I believe that the R1b sample found in Thuringia in just one of those early adventurers who moved west from the Hungarian plain.

Not bad. There's basically a terminology consistency issue on that question. I previously remarked there wasn't much of a difference between Late Neolithic (or the transitional period you descrive above), and the Early Bronze Age. Just a concretion, I never gave it more relevance than that.

Your scenario seems plausible, although we cannot discard a surprising Neolithic finding. Let's assume you're right (I think so):

- Do you think R1b carried the West Asian related components (we can include: West Asian, Caucasus, Gedrosia, South Asian, etc. depending on the run), which seem to have something to do with IE?

- If yes, ¿Why then the Basques lack them most times?

Just want to know your point of view, some of us already posted some things.
 
I'm afraid there's no discussion: both R1a and R1b split from R1, so your point that R1a inhabited Iberia earlier than elsewhere and changed gradually to R1b, was completely wrong. You were speculating, I know, but not me. My focus was this one, I did no say anything about other things you posted.


I had read this today:
http://en.wikipedia.org/wiki/Haplogroup_R-M173_(Y-DNA)

I was wrong in the terminology, I could see how r1b was older than r1a, OK, but maintain my idea, so you change R1a by M173. Some M173 people cames to Iberia and was mutated to M343 before the biggest IE migration waves were arrived into Iberia. And I agree with Maciamo about the antique r1b founded in Turkey cames from western voyagers, but before Germany they stays in Iberia.

In the other hand, I must to search sources that I had read about the ancient horses in Iberia, and how its were the most powerful equestrian strains over Europe, so there nobody brought the horses to Iberia, but the oposite.
 
I was going to make a longer reply here about my own views, but I'm going for something slightly different.

Family Tree DNA
's R1b data is fairly large - large enough to have, in my opinion, a fairly representative sample size. Maciamo made this tree of R1b. If you don't like his, you can look for an other elsewhere. In any case, combine the two informations and you get a rough idea of what potential migration patterns R1b may have taken.

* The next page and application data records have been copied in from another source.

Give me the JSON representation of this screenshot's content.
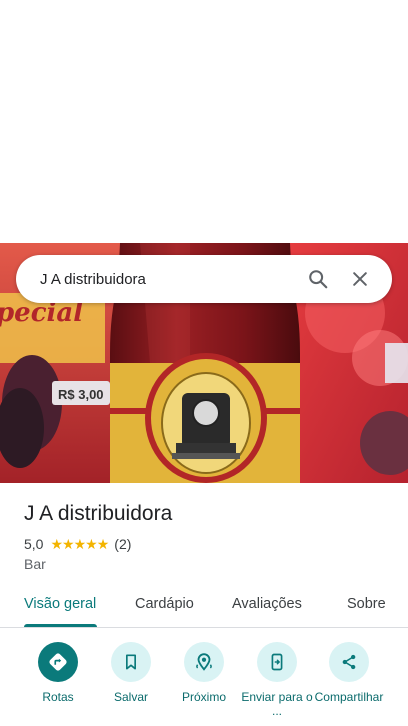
{
  "search": {
    "query": "J A distribuidora"
  },
  "photo": {
    "price_sign_text": "R$ 3,00",
    "sign_text": "pecial"
  },
  "place": {
    "name": "J A distribuidora",
    "rating": "5,0",
    "stars": 5,
    "review_count": "(2)",
    "category": "Bar"
  },
  "tabs": [
    {
      "label": "Visão geral",
      "active": true
    },
    {
      "label": "Cardápio",
      "active": false
    },
    {
      "label": "Avaliações",
      "active": false
    },
    {
      "label": "Sobre",
      "active": false
    }
  ],
  "actions": [
    {
      "label": "Rotas",
      "icon": "directions-icon"
    },
    {
      "label": "Salvar",
      "icon": "bookmark-icon"
    },
    {
      "label": "Próximo",
      "icon": "nearby-icon"
    },
    {
      "label": "Enviar para o ...",
      "icon": "send-to-phone-icon"
    },
    {
      "label": "Compartilhar",
      "icon": "share-icon"
    }
  ],
  "colors": {
    "accent": "#0b7a7b",
    "action_bg": "#d9f3f4",
    "star": "#f3b400"
  }
}
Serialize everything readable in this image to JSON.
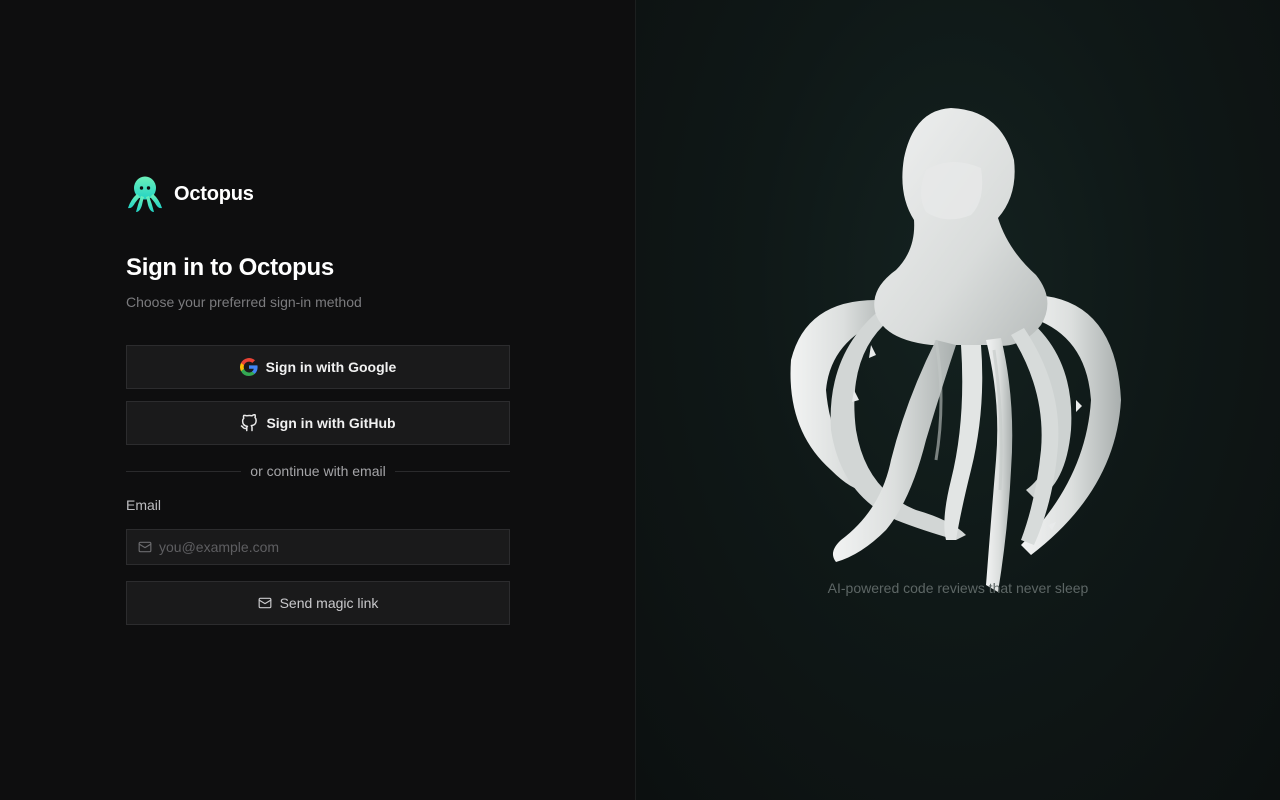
{
  "brand": {
    "name": "Octopus",
    "logo_icon": "octopus-logo-icon",
    "accent_color": "#3de3c4"
  },
  "signin": {
    "title": "Sign in to Octopus",
    "subtitle": "Choose your preferred sign-in method",
    "google_label": "Sign in with Google",
    "github_label": "Sign in with GitHub",
    "divider_text": "or continue with email",
    "email_label": "Email",
    "email_placeholder": "you@example.com",
    "email_value": "",
    "magic_link_label": "Send magic link"
  },
  "hero": {
    "tagline": "AI-powered code reviews that never sleep",
    "illustration": "octopus-3d-illustration"
  }
}
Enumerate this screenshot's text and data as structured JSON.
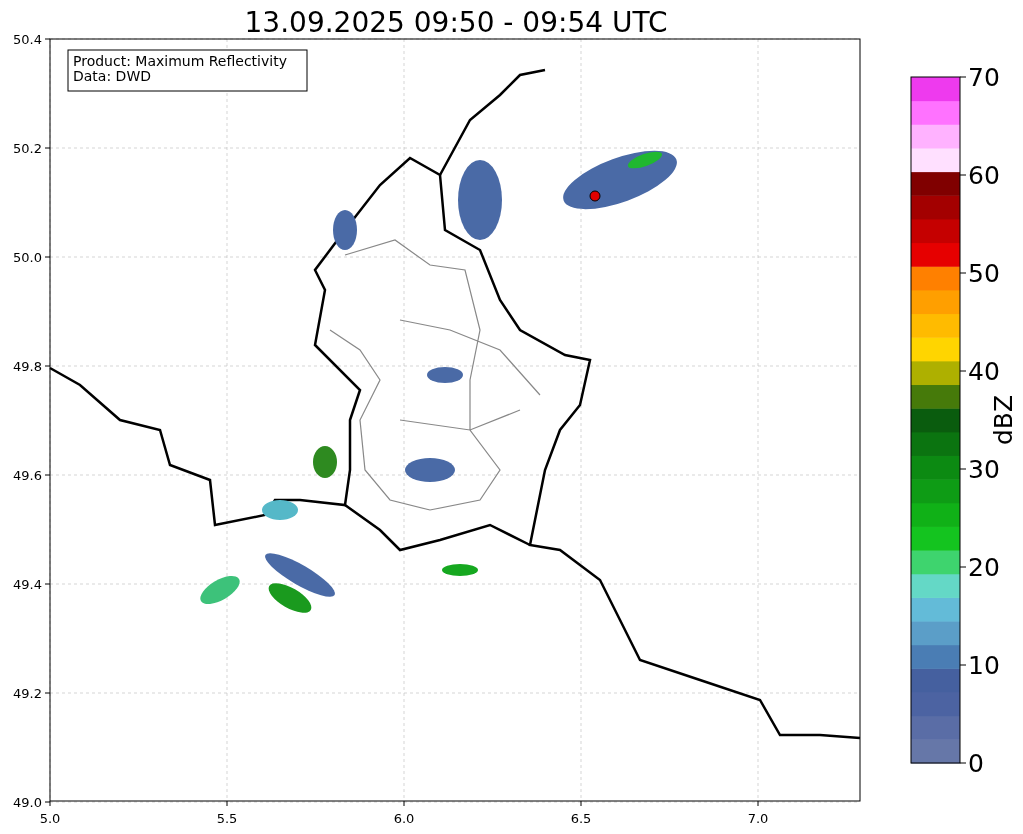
{
  "title": "13.09.2025 09:50 - 09:54 UTC",
  "legend": [
    "Product: Maximum Reflectivity",
    "Data: DWD"
  ],
  "x_axis": {
    "ticks": [
      "5.0",
      "5.5",
      "6.0",
      "6.5",
      "7.0"
    ]
  },
  "y_axis": {
    "ticks": [
      "50.4",
      "50.2",
      "50.0",
      "49.8",
      "49.6",
      "49.4",
      "49.2",
      "49.0"
    ]
  },
  "colorbar": {
    "label": "dBZ",
    "ticks": [
      "70",
      "60",
      "50",
      "40",
      "30",
      "20",
      "10",
      "0"
    ],
    "segments": [
      {
        "color": "#6677a8"
      },
      {
        "color": "#5a6da6"
      },
      {
        "color": "#4c63a2"
      },
      {
        "color": "#45609f"
      },
      {
        "color": "#4a7db4"
      },
      {
        "color": "#5b9ec8"
      },
      {
        "color": "#63bbd8"
      },
      {
        "color": "#64d8c6"
      },
      {
        "color": "#3ed46e"
      },
      {
        "color": "#14c41f"
      },
      {
        "color": "#10b117"
      },
      {
        "color": "#0e9c15"
      },
      {
        "color": "#0c8a12"
      },
      {
        "color": "#0b7410"
      },
      {
        "color": "#0a5c0e"
      },
      {
        "color": "#467a0a"
      },
      {
        "color": "#aeb000"
      },
      {
        "color": "#ffd500"
      },
      {
        "color": "#ffbb00"
      },
      {
        "color": "#ff9f00"
      },
      {
        "color": "#ff8000"
      },
      {
        "color": "#e60000"
      },
      {
        "color": "#c50000"
      },
      {
        "color": "#a30000"
      },
      {
        "color": "#800000"
      },
      {
        "color": "#ffe0ff"
      },
      {
        "color": "#ffb2ff"
      },
      {
        "color": "#ff72ff"
      },
      {
        "color": "#ee3aee"
      }
    ]
  }
}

I do not know if you will come to the same conclusions as I have, but to me it looks like R1b's expansion pattern in western Europe does not add up with the expansion pattern of the Beaker-Bell Culture. The common consensus of all semi-recent papers is that R1b arrived in Western Europe in the Neolithic or later. Since it failed to turn up in Neolithic sites with exception of the Beaker-Bell site in Germany (which is more Chalcolithic than Neolithic), it's only a logical conclusion that R1b arrived afterwards.

Wether the Beaker-Bell Culture and/or the carriers of R1b were Indo-Europeans, or not, I'm leaving you to decide for yourself. :wary2:

With regard for Celtic presence in Iberia, I disagree with Maciamo's statement that Celtic (or Indo-European) presence arrived in Iberia only in the iron age. Presence in the north and west of Iberia is so dense and there is no clear sign of a pre-Indo-European presence in western Iberia. To me thus suggests that Indo-European-speaking peoples arrived in Iberia already in the Bronze Age. The Basques of Antiquity - in contrast - lived in a more easterly area than today (Navarre, western to central Pyrenees, SW France).
 
In my opinion basques are the same indoeuropeans whose arrived to SW Iberia, then happened the mutation to R1b, migrating to the north, so basques were R1b (IE) which adopted the language of their hand to hand neighbors, the iberians (southern cromanoids) so basque language is indeed the Iberian pre-IE language (or cromanoid language)
 
I think Iberia was the most populated place in Europe at the time of IE migrations into europe because de glaciations. And I think R1a was IE, R1b was Iberian mutation on R1a.

I'm not following your thinking. R1b and R1a are parallel mutations under R1. Are you saying R1 is Iberian?

So R1a cames to Iberia several time before the IE biggest migration waves.

What happened to the R1a in Iberia?
 

This thread has been viewed 259146 times.

Back
Top